Melburnians don’t mind lining up for food. Walking down any of the CBD’s thoroughfares or alleyways pre-Covid, you’d have seen queues emerging from many venues.
Among them was Guksu, a Korean noodle house that opened on Swanston Street in January. But, just two months later, lockdown meant there was hardly anyone in the city – let alone queuing outside.
It was a similar story for a number of nearby Korean restaurants. Adapting to the times, Insu Kim – owner of tofu-stew specialist Dooboo, which has locations in the city and Box Hill – decided he needed to make his home-style menu more takeaway-friendly, without sacrificing quality. But he needed help from other operators to do it.
“Because we’re all close by, we already had good relationships. We even shared ingredients, too, before Covid,” he tells Broadsheet. “All the restaurants experienced difficulties, so we had to come up with a new idea.”
In April, Kim joined forces with the teams from Guksu, Oppa Kitchen and Samsam Chicken (which has three locations in the city) to launch Market Seoul Soul, which delivers finish-at-home meal kits to more than 100 Melbourne suburbs.
“We always feel sorry that takeaway food cannot retain the quality you get at a restaurant. It becomes soggy or has less flavour after 20, 30 minutes travelling,” Kim says. “Our broth and all the ingredients are separated so that at the customer’s end, they just cook and add it all together and get the same taste as the restaurant’s.”

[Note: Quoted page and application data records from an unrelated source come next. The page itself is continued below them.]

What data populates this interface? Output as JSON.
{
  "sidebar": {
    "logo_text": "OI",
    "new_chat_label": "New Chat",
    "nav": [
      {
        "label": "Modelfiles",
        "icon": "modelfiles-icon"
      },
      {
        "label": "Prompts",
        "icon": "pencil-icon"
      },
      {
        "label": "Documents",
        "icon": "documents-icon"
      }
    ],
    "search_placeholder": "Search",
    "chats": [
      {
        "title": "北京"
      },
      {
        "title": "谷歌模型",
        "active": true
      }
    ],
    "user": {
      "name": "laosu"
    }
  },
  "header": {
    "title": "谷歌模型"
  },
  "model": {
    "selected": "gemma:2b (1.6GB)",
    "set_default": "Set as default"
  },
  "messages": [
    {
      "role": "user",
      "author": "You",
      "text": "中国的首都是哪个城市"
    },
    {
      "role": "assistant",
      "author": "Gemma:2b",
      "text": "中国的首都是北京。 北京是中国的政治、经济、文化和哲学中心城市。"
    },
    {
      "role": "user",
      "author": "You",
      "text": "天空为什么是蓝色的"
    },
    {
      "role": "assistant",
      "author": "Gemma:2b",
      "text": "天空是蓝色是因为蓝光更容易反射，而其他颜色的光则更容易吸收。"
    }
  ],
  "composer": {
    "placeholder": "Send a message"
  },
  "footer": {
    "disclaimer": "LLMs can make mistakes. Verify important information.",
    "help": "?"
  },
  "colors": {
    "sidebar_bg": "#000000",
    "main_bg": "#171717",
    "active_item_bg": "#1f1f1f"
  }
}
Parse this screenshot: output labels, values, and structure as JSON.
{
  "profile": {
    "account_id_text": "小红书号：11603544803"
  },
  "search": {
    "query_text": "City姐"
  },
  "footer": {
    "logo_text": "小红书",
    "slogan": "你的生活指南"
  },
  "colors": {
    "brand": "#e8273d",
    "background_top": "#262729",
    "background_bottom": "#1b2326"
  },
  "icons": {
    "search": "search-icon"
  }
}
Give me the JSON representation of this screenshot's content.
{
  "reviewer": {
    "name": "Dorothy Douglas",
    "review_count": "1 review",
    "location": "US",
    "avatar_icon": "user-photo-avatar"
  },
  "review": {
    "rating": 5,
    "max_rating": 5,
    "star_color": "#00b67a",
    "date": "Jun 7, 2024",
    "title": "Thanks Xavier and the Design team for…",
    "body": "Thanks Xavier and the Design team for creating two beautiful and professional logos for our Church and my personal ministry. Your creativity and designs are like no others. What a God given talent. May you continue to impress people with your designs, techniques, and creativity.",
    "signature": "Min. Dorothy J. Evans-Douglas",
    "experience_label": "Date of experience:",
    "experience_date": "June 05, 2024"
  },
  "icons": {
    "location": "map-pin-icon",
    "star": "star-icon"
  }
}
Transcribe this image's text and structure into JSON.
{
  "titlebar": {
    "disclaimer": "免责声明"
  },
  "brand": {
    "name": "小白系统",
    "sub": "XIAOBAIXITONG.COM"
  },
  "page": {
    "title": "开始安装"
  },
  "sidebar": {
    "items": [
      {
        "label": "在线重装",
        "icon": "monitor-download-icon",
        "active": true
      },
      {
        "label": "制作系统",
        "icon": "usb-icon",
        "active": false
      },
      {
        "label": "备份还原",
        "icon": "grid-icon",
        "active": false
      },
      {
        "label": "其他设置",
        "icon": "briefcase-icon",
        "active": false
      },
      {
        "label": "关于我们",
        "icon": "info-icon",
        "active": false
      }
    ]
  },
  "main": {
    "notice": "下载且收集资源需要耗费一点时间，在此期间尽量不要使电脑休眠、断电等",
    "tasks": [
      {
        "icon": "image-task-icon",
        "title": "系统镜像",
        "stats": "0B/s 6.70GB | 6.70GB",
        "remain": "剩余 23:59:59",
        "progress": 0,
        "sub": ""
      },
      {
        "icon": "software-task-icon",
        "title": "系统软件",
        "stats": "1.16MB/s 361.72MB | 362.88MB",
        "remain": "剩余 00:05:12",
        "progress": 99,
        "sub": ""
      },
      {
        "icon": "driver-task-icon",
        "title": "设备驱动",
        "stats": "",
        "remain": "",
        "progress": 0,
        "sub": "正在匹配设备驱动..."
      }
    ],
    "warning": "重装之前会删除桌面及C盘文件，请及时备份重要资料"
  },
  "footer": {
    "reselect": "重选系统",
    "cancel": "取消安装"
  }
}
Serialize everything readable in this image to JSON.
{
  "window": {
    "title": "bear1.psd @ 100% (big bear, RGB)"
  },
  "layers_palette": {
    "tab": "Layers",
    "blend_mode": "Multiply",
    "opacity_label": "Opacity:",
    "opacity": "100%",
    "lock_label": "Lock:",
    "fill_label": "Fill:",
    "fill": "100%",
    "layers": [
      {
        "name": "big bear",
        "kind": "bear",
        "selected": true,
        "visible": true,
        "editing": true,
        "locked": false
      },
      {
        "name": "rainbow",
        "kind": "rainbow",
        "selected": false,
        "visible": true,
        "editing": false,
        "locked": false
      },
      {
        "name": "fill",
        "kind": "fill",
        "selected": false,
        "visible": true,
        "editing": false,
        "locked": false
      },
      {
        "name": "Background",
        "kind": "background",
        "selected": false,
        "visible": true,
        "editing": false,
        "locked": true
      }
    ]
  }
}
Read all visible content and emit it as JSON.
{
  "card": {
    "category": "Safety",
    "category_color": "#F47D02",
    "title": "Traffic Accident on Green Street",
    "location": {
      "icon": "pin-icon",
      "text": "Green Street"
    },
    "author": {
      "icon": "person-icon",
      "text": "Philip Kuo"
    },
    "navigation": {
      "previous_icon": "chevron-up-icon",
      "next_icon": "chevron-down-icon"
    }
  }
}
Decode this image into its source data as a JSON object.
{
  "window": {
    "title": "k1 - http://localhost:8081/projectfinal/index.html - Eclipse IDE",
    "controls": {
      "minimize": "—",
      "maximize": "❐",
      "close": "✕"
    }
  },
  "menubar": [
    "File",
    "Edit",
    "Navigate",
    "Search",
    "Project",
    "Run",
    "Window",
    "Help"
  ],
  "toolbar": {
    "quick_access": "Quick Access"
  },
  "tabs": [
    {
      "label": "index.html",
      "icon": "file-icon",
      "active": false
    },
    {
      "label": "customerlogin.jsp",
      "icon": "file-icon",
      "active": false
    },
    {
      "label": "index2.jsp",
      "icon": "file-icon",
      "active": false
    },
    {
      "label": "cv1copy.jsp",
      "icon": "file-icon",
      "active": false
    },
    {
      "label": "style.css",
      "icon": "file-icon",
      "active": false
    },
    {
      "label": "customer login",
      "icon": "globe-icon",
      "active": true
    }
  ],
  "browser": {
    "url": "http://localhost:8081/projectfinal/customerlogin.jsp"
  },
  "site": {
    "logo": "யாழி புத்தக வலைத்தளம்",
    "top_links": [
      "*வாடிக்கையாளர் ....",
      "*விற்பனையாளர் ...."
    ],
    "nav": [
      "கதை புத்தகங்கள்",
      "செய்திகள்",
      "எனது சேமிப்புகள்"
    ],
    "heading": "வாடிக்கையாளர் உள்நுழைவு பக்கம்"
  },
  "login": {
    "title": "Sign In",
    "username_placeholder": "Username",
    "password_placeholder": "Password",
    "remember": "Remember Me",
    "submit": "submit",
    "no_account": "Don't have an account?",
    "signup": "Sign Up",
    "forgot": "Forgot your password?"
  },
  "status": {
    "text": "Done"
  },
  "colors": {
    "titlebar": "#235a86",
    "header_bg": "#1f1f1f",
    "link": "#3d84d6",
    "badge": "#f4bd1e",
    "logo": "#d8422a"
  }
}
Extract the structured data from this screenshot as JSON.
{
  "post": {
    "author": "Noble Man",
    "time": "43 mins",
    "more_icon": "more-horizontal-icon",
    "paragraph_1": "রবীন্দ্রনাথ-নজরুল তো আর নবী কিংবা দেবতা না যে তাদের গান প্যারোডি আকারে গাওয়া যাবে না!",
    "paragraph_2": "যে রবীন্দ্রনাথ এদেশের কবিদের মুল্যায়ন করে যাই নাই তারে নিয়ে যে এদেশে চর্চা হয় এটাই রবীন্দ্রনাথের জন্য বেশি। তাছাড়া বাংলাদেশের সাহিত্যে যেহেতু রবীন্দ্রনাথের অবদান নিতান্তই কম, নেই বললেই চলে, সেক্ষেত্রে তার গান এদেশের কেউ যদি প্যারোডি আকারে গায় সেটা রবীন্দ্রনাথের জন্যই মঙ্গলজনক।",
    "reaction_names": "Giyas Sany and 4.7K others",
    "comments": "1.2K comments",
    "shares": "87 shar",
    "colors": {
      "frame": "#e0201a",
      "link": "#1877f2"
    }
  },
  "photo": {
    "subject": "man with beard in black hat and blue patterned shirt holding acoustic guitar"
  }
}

Dishes from all four restaurants are available. There’s Samsam’s signature fried chicken wings and drumettes with sticky soy-garlic sauce; Dooboo’s soondubu (spicy soft-tofu stew), a kimchi variation, and a “king-sized” donkatsu (pork-loin cutlet); black-bean noodles, four kinds of gimbap (seaweed rice roll) and Myeong-dong noodle soup (with vegetables and dumplings) from Guksu; and Oppa’s tteokbokki, a spicy dish of stir-fried rice cakes and vegetables.
In most cases, says Kim, the prep work is “as easy as [making] instant noodles” – but with locally sourced ingredients and fresh produce instead of powders and dried noodles. Market Seoul Soul also sells sauces you can use with your own ingredients, and a kit for making kimchi.
“We’ve prepared the cut cabbage and give [you] our special paste so you can make kimchi on your own,” he says. “It’s very fresh, almost salad-like, but you can leave it [to ferment] for a week or two and that gives a different experience. My daughter can make kimchi and she’s only seven-years-old.”
The online store is also stocked with Hite beer (produced in Seoul) and soju in flavours such as peach, grape and plum.
Looking forward, the plan is for Market Seoul Soul to expand beyond just Korean eateries. And, with high demand from the suburbs, Kim says the online store will continue long after restaurants have reopened.
Dishes start at $8. Delivery is free for orders over $45.